The novel A Song for a New Day, which recently won the 2019 Nebula Award for best novel, has received significant attention for its uncannily accurate prediction of radical social distancing following a series of plagues and terrorist attacks. What’s surprising is that the novel was written and published before any glimpse of the current pandemic. In Pinkster’s near-future dystopia, legally mandated distancing and isolation has continued long after the epidemics and social disturbances that brought it about have ceased due to ongoing paranoia and the efforts of massive companies that have sprung up in disaster’s wake to continue to reap profits from customers trapped in their homes.
Pinkster’s prophetic insight is interesting, but it is not the novel’s most important theme. The main character, Luce, is a rock guitarist and singer. Enforced isolation has caused all legitimate music venues to close. To find audiences, she is forced to go underground, first by setting up her own venue with illegal live music, and later, when that gets busted, by going on the road and finding places to play wherever she can.
A parallel story concerns a woman named Rosemary who is a talent recruiter for the top online virtual music site. For much of the book, Rosemary comes across as a blend of blundering/naive and deceitful/manipulative, until at the end she somewhat redeems herself by making a few wise decisions.
The main story, however, belongs to Luce and her motivation to write her songs and play her music no matter what, even if it means defying massive music conglomerates and unjust laws. Her determination to persevere as a musician, even if her audiences consist of only a few appreciative people, brings to mind the contemporary state of artistic endeavors, pandemic or no pandemic.
I can’t really speak about the musical field; I haven’t picked up a guitar or written a song in decades. However, I am familiar with the current state of publishing, and I know that there are also parallels in the musical business.
In short, the mainstream publishing world is run by massive conglomerates whose primary purpose is, of course, to increase profits. The artistic value of what is published holds far less importance. I’m not saying that good work doesn’t get published by the big outfits, but rather that a lot of excellent writing is ignored in favor of whatever faddish books will become popular and turn a profit.
In the past, writers (and musicians) had no recourse other than to keep pounding on the doors of the publishing houses until they were let in – or not. Now, though, there are alternatives. Numerous platforms are available for self-publishing, and many self-published authors find audiences and make good livings. Other writers find fulfillment in blogging. Like Luce throughout most of the book, the main point is to share the music, or in the case of writers, to share the words. Making money is a secondary consideration. Traditional publishers have sometimes picked up the work of self-published writers and distributed it through mainstream channels, but that’s not the point either. The point is to play music or to write stories or do whatever else you do as a means of artistic expression, and then to put it out there so that people can find it.

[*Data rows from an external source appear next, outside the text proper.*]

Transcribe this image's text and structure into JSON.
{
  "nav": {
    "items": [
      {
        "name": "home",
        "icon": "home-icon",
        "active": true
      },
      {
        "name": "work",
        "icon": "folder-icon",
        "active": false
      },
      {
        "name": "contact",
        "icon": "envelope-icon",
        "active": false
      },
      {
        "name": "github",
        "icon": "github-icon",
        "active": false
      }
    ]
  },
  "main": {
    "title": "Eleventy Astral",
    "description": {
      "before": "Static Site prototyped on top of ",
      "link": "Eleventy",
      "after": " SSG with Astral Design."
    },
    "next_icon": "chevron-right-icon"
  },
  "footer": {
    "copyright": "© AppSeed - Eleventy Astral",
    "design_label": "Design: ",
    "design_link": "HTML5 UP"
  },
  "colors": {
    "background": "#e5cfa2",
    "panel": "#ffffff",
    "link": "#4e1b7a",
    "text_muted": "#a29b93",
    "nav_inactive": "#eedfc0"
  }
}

My favorite part of A Song for a New Day is part three, when Luce buys a secondhand van and takes off on the road. I can empathize with that; I’m a road person myself. I often daydream about getting back on the road, and my series about The Senescent Nomad is a sort of wish fulfillment because I can’t under the present circumstances do it for real. I could be wrong, but often while I was reading I felt that Pinkster was drawing on personal experiences concerning circumstances and especially emotions. If not verity, the book at least has verisimilitude. Not often has the publishing of a novel been so timely.